(Items from a dataset)
_ _ _ _ _ _ _
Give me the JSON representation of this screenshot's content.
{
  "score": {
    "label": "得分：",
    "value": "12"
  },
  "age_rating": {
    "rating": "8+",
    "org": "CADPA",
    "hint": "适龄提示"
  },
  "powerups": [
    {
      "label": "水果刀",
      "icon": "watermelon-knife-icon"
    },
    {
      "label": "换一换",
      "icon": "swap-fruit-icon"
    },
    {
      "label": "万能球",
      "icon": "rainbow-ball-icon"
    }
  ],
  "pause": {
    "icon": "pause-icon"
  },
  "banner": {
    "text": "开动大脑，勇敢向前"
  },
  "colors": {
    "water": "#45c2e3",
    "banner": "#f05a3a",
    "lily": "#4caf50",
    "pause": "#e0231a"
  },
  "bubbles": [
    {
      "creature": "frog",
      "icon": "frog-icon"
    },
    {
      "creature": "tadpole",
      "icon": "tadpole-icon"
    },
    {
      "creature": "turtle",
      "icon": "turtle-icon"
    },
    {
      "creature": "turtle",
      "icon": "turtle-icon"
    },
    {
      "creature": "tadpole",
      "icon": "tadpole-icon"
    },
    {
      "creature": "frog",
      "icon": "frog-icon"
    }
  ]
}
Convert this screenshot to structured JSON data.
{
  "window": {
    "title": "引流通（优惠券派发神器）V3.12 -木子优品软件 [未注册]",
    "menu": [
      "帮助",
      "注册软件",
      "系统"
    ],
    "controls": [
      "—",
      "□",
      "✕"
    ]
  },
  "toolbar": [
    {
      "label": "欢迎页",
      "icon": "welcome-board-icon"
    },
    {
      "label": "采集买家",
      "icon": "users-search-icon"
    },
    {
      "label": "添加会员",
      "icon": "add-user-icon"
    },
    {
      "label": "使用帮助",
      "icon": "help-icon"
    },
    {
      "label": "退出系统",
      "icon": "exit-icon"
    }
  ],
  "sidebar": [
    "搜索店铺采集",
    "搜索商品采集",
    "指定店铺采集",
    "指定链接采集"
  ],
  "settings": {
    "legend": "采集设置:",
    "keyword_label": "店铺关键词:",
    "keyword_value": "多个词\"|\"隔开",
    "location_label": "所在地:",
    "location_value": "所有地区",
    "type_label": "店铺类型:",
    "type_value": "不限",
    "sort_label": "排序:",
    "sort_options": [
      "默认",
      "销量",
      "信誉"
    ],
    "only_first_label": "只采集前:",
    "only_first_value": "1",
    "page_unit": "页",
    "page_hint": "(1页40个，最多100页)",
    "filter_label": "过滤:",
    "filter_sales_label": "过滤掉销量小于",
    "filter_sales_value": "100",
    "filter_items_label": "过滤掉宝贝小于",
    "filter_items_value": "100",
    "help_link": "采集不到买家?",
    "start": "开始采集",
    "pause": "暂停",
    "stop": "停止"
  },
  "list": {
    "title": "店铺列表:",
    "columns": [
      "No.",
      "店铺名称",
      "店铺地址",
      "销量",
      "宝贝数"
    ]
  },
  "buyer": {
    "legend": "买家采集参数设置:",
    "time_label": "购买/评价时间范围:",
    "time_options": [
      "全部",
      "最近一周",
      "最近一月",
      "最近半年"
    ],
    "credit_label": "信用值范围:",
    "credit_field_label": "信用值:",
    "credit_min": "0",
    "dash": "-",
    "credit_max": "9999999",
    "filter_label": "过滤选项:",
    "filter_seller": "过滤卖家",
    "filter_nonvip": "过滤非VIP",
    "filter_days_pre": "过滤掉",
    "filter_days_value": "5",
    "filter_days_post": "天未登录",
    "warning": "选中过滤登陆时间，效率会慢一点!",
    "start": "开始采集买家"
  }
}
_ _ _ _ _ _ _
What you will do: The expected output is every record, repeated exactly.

Output of the task:
Give me the JSON representation of this screenshot's content.
{
  "score": {
    "label": "得分：",
    "value": "12"
  },
  "age_rating": {
    "rating": "8+",
    "org": "CADPA",
    "hint": "适龄提示"
  },
  "powerups": [
    {
      "label": "水果刀",
      "icon": "watermelon-knife-icon"
    },
    {
      "label": "换一换",
      "icon": "swap-fruit-icon"
    },
    {
      "label": "万能球",
      "icon": "rainbow-ball-icon"
    }
  ],
  "pause": {
    "icon": "pause-icon"
  },
  "banner": {
    "text": "开动大脑，勇敢向前"
  },
  "colors": {
    "water": "#45c2e3",
    "banner": "#f05a3a",
    "lily": "#4caf50",
    "pause": "#e0231a"
  },
  "bubbles": [
    {
      "creature": "frog",
      "icon": "frog-icon"
    },
    {
      "creature": "tadpole",
      "icon": "tadpole-icon"
    },
    {
      "creature": "turtle",
      "icon": "turtle-icon"
    },
    {
      "creature": "turtle",
      "icon": "turtle-icon"
    },
    {
      "creature": "tadpole",
      "icon": "tadpole-icon"
    },
    {
      "creature": "frog",
      "icon": "frog-icon"
    }
  ]
}
Convert this screenshot to structured JSON data.
{
  "window": {
    "title": "引流通（优惠券派发神器）V3.12 -木子优品软件 [未注册]",
    "menu": [
      "帮助",
      "注册软件",
      "系统"
    ],
    "controls": [
      "—",
      "□",
      "✕"
    ]
  },
  "toolbar": [
    {
      "label": "欢迎页",
      "icon": "welcome-board-icon"
    },
    {
      "label": "采集买家",
      "icon": "users-search-icon"
    },
    {
      "label": "添加会员",
      "icon": "add-user-icon"
    },
    {
      "label": "使用帮助",
      "icon": "help-icon"
    },
    {
      "label": "退出系统",
      "icon": "exit-icon"
    }
  ],
  "sidebar": [
    "搜索店铺采集",
    "搜索商品采集",
    "指定店铺采集",
    "指定链接采集"
  ],
  "settings": {
    "legend": "采集设置:",
    "keyword_label": "店铺关键词:",
    "keyword_value": "多个词\"|\"隔开",
    "location_label": "所在地:",
    "location_value": "所有地区",
    "type_label": "店铺类型:",
    "type_value": "不限",
    "sort_label": "排序:",
    "sort_options": [
      "默认",
      "销量",
      "信誉"
    ],
    "only_first_label": "只采集前:",
    "only_first_value": "1",
    "page_unit": "页",
    "page_hint": "(1页40个，最多100页)",
    "filter_label": "过滤:",
    "filter_sales_label": "过滤掉销量小于",
    "filter_sales_value": "100",
    "filter_items_label": "过滤掉宝贝小于",
    "filter_items_value": "100",
    "help_link": "采集不到买家?",
    "start": "开始采集",
    "pause": "暂停",
    "stop": "停止"
  },
  "list": {
    "title": "店铺列表:",
    "columns": [
      "No.",
      "店铺名称",
      "店铺地址",
      "销量",
      "宝贝数"
    ]
  },
  "buyer": {
    "legend": "买家采集参数设置:",
    "time_label": "购买/评价时间范围:",
    "time_options": [
      "全部",
      "最近一周",
      "最近一月",
      "最近半年"
    ],
    "credit_label": "信用值范围:",
    "credit_field_label": "信用值:",
    "credit_min": "0",
    "dash": "-",
    "credit_max": "9999999",
    "filter_label": "过滤选项:",
    "filter_seller": "过滤卖家",
    "filter_nonvip": "过滤非VIP",
    "filter_days_pre": "过滤掉",
    "filter_days_value": "5",
    "filter_days_post": "天未登录",
    "warning": "选中过滤登陆时间，效率会慢一点!",
    "start": "开始采集买家"
  }
}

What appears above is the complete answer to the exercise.